WHAT YOU HAVE TO DO | Write out every entry again exactly as it stands.

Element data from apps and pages
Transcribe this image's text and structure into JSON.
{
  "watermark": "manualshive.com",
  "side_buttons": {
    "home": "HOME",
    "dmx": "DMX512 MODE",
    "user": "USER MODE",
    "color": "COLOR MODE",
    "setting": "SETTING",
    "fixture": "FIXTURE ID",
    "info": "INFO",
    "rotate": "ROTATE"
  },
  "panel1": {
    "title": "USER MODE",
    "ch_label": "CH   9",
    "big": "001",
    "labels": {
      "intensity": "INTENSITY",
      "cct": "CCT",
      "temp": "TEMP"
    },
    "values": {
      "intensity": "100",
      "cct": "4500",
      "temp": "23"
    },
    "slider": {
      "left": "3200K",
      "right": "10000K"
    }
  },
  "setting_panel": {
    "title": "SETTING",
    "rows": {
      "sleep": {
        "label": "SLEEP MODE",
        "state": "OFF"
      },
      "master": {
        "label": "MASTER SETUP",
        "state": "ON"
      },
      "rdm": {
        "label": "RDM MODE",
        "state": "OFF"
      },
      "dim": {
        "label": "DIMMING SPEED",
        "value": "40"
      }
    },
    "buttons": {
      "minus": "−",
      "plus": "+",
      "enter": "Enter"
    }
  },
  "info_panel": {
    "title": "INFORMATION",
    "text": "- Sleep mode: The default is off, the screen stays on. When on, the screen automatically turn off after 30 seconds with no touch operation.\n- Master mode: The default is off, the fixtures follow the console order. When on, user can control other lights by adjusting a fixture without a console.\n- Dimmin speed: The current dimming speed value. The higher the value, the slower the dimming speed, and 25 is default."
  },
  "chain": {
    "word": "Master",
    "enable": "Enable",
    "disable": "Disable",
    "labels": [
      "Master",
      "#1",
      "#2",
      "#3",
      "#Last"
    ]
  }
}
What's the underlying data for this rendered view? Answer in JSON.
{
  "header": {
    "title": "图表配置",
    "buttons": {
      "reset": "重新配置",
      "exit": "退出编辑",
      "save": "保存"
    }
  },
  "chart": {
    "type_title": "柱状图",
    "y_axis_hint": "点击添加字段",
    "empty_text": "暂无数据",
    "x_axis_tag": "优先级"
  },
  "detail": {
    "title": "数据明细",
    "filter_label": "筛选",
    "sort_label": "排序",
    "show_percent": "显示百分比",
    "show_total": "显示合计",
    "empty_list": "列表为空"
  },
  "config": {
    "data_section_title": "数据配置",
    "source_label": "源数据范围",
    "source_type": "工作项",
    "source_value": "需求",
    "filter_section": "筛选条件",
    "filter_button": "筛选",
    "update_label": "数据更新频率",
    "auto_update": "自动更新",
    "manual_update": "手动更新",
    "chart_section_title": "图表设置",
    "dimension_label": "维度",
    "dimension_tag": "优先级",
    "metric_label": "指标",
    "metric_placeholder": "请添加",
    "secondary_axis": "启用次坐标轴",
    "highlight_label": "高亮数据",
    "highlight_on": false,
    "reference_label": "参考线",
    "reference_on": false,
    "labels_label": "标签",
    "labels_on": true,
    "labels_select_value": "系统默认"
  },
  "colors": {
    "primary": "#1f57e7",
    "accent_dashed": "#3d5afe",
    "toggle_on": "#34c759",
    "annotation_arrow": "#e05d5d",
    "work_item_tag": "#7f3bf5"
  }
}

EXPECTED OUTPUT |
Transcribe this image's text and structure into JSON.
{
  "watermark": "manualshive.com",
  "side_buttons": {
    "home": "HOME",
    "dmx": "DMX512 MODE",
    "user": "USER MODE",
    "color": "COLOR MODE",
    "setting": "SETTING",
    "fixture": "FIXTURE ID",
    "info": "INFO",
    "rotate": "ROTATE"
  },
  "panel1": {
    "title": "USER MODE",
    "ch_label": "CH   9",
    "big": "001",
    "labels": {
      "intensity": "INTENSITY",
      "cct": "CCT",
      "temp": "TEMP"
    },
    "values": {
      "intensity": "100",
      "cct": "4500",
      "temp": "23"
    },
    "slider": {
      "left": "3200K",
      "right": "10000K"
    }
  },
  "setting_panel": {
    "title": "SETTING",
    "rows": {
      "sleep": {
        "label": "SLEEP MODE",
        "state": "OFF"
      },
      "master": {
        "label": "MASTER SETUP",
        "state": "ON"
      },
      "rdm": {
        "label": "RDM MODE",
        "state": "OFF"
      },
      "dim": {
        "label": "DIMMING SPEED",
        "value": "40"
      }
    },
    "buttons": {
      "minus": "−",
      "plus": "+",
      "enter": "Enter"
    }
  },
  "info_panel": {
    "title": "INFORMATION",
    "text": "- Sleep mode: The default is off, the screen stays on. When on, the screen automatically turn off after 30 seconds with no touch operation.\n- Master mode: The default is off, the fixtures follow the console order. When on, user can control other lights by adjusting a fixture without a console.\n- Dimmin speed: The current dimming speed value. The higher the value, the slower the dimming speed, and 25 is default."
  },
  "chain": {
    "word": "Master",
    "enable": "Enable",
    "disable": "Disable",
    "labels": [
      "Master",
      "#1",
      "#2",
      "#3",
      "#Last"
    ]
  }
}
What's the underlying data for this rendered view? Answer in JSON.
{
  "header": {
    "title": "图表配置",
    "buttons": {
      "reset": "重新配置",
      "exit": "退出编辑",
      "save": "保存"
    }
  },
  "chart": {
    "type_title": "柱状图",
    "y_axis_hint": "点击添加字段",
    "empty_text": "暂无数据",
    "x_axis_tag": "优先级"
  },
  "detail": {
    "title": "数据明细",
    "filter_label": "筛选",
    "sort_label": "排序",
    "show_percent": "显示百分比",
    "show_total": "显示合计",
    "empty_list": "列表为空"
  },
  "config": {
    "data_section_title": "数据配置",
    "source_label": "源数据范围",
    "source_type": "工作项",
    "source_value": "需求",
    "filter_section": "筛选条件",
    "filter_button": "筛选",
    "update_label": "数据更新频率",
    "auto_update": "自动更新",
    "manual_update": "手动更新",
    "chart_section_title": "图表设置",
    "dimension_label": "维度",
    "dimension_tag": "优先级",
    "metric_label": "指标",
    "metric_placeholder": "请添加",
    "secondary_axis": "启用次坐标轴",
    "highlight_label": "高亮数据",
    "highlight_on": false,
    "reference_label": "参考线",
    "reference_on": false,
    "labels_label": "标签",
    "labels_on": true,
    "labels_select_value": "系统默认"
  },
  "colors": {
    "primary": "#1f57e7",
    "accent_dashed": "#3d5afe",
    "toggle_on": "#34c759",
    "annotation_arrow": "#e05d5d",
    "work_item_tag": "#7f3bf5"
  }
}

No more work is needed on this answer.